(Information given begins)
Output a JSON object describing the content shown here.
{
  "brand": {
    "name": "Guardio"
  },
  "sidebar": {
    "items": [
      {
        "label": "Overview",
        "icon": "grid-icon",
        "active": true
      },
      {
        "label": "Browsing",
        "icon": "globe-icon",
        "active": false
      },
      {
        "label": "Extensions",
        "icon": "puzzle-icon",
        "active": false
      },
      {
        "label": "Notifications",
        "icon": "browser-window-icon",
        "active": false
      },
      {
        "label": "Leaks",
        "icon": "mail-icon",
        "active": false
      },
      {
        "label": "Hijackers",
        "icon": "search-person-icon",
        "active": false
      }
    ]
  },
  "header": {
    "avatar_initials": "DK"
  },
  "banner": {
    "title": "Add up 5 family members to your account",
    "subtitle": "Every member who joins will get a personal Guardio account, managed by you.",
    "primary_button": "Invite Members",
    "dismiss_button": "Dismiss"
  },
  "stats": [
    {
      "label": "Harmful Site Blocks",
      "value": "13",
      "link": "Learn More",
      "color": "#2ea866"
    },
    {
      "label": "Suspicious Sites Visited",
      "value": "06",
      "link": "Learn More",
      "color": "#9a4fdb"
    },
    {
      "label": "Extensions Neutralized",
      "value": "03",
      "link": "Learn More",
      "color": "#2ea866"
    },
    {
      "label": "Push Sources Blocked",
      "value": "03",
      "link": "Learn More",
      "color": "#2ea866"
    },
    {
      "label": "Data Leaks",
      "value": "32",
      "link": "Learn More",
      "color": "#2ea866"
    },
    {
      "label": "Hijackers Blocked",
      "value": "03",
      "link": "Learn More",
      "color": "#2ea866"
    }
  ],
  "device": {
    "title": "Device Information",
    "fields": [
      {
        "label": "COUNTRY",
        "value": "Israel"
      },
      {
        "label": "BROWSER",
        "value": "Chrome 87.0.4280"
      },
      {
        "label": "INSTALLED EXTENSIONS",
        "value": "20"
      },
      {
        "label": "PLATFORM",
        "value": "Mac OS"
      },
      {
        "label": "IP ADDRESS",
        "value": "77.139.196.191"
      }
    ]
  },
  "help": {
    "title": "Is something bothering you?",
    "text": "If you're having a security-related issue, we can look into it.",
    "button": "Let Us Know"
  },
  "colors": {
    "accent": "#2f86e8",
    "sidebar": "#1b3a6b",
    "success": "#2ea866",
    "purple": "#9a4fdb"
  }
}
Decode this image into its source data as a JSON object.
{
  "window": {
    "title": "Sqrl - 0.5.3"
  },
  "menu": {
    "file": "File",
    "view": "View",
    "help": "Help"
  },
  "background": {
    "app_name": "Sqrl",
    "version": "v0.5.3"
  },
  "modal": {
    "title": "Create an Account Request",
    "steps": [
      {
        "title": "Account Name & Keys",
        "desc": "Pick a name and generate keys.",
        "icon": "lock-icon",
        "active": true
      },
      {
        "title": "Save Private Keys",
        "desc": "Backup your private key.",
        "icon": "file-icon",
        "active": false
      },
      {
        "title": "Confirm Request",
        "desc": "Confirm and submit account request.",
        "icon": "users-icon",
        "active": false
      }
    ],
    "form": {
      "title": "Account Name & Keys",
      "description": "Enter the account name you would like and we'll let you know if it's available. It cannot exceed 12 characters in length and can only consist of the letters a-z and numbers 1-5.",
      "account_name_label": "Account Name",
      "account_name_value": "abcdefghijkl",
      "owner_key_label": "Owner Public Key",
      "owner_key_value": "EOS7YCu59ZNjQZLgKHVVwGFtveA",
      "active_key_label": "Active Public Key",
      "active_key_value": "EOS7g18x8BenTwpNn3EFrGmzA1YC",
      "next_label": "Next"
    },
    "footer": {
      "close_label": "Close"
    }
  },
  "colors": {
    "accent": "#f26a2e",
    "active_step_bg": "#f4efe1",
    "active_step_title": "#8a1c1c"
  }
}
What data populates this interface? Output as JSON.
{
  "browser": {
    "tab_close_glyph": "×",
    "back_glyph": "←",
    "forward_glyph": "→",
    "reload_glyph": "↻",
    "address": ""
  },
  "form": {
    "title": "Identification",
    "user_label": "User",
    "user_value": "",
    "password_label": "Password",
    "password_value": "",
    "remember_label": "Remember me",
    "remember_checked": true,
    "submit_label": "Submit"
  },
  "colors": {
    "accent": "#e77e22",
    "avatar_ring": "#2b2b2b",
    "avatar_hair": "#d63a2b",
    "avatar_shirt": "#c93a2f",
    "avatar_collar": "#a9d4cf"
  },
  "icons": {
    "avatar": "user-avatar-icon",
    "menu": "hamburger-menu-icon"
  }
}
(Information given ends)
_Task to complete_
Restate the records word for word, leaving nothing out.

_Finished task_
Output a JSON object describing the content shown here.
{
  "brand": {
    "name": "Guardio"
  },
  "sidebar": {
    "items": [
      {
        "label": "Overview",
        "icon": "grid-icon",
        "active": true
      },
      {
        "label": "Browsing",
        "icon": "globe-icon",
        "active": false
      },
      {
        "label": "Extensions",
        "icon": "puzzle-icon",
        "active": false
      },
      {
        "label": "Notifications",
        "icon": "browser-window-icon",
        "active": false
      },
      {
        "label": "Leaks",
        "icon": "mail-icon",
        "active": false
      },
      {
        "label": "Hijackers",
        "icon": "search-person-icon",
        "active": false
      }
    ]
  },
  "header": {
    "avatar_initials": "DK"
  },
  "banner": {
    "title": "Add up 5 family members to your account",
    "subtitle": "Every member who joins will get a personal Guardio account, managed by you.",
    "primary_button": "Invite Members",
    "dismiss_button": "Dismiss"
  },
  "stats": [
    {
      "label": "Harmful Site Blocks",
      "value": "13",
      "link": "Learn More",
      "color": "#2ea866"
    },
    {
      "label": "Suspicious Sites Visited",
      "value": "06",
      "link": "Learn More",
      "color": "#9a4fdb"
    },
    {
      "label": "Extensions Neutralized",
      "value": "03",
      "link": "Learn More",
      "color": "#2ea866"
    },
    {
      "label": "Push Sources Blocked",
      "value": "03",
      "link": "Learn More",
      "color": "#2ea866"
    },
    {
      "label": "Data Leaks",
      "value": "32",
      "link": "Learn More",
      "color": "#2ea866"
    },
    {
      "label": "Hijackers Blocked",
      "value": "03",
      "link": "Learn More",
      "color": "#2ea866"
    }
  ],
  "device": {
    "title": "Device Information",
    "fields": [
      {
        "label": "COUNTRY",
        "value": "Israel"
      },
      {
        "label": "BROWSER",
        "value": "Chrome 87.0.4280"
      },
      {
        "label": "INSTALLED EXTENSIONS",
        "value": "20"
      },
      {
        "label": "PLATFORM",
        "value": "Mac OS"
      },
      {
        "label": "IP ADDRESS",
        "value": "77.139.196.191"
      }
    ]
  },
  "help": {
    "title": "Is something bothering you?",
    "text": "If you're having a security-related issue, we can look into it.",
    "button": "Let Us Know"
  },
  "colors": {
    "accent": "#2f86e8",
    "sidebar": "#1b3a6b",
    "success": "#2ea866",
    "purple": "#9a4fdb"
  }
}
Decode this image into its source data as a JSON object.
{
  "window": {
    "title": "Sqrl - 0.5.3"
  },
  "menu": {
    "file": "File",
    "view": "View",
    "help": "Help"
  },
  "background": {
    "app_name": "Sqrl",
    "version": "v0.5.3"
  },
  "modal": {
    "title": "Create an Account Request",
    "steps": [
      {
        "title": "Account Name & Keys",
        "desc": "Pick a name and generate keys.",
        "icon": "lock-icon",
        "active": true
      },
      {
        "title": "Save Private Keys",
        "desc": "Backup your private key.",
        "icon": "file-icon",
        "active": false
      },
      {
        "title": "Confirm Request",
        "desc": "Confirm and submit account request.",
        "icon": "users-icon",
        "active": false
      }
    ],
    "form": {
      "title": "Account Name & Keys",
      "description": "Enter the account name you would like and we'll let you know if it's available. It cannot exceed 12 characters in length and can only consist of the letters a-z and numbers 1-5.",
      "account_name_label": "Account Name",
      "account_name_value": "abcdefghijkl",
      "owner_key_label": "Owner Public Key",
      "owner_key_value": "EOS7YCu59ZNjQZLgKHVVwGFtveA",
      "active_key_label": "Active Public Key",
      "active_key_value": "EOS7g18x8BenTwpNn3EFrGmzA1YC",
      "next_label": "Next"
    },
    "footer": {
      "close_label": "Close"
    }
  },
  "colors": {
    "accent": "#f26a2e",
    "active_step_bg": "#f4efe1",
    "active_step_title": "#8a1c1c"
  }
}
What data populates this interface? Output as JSON.
{
  "browser": {
    "tab_close_glyph": "×",
    "back_glyph": "←",
    "forward_glyph": "→",
    "reload_glyph": "↻",
    "address": ""
  },
  "form": {
    "title": "Identification",
    "user_label": "User",
    "user_value": "",
    "password_label": "Password",
    "password_value": "",
    "remember_label": "Remember me",
    "remember_checked": true,
    "submit_label": "Submit"
  },
  "colors": {
    "accent": "#e77e22",
    "avatar_ring": "#2b2b2b",
    "avatar_hair": "#d63a2b",
    "avatar_shirt": "#c93a2f",
    "avatar_collar": "#a9d4cf"
  },
  "icons": {
    "avatar": "user-avatar-icon",
    "menu": "hamburger-menu-icon"
  }
}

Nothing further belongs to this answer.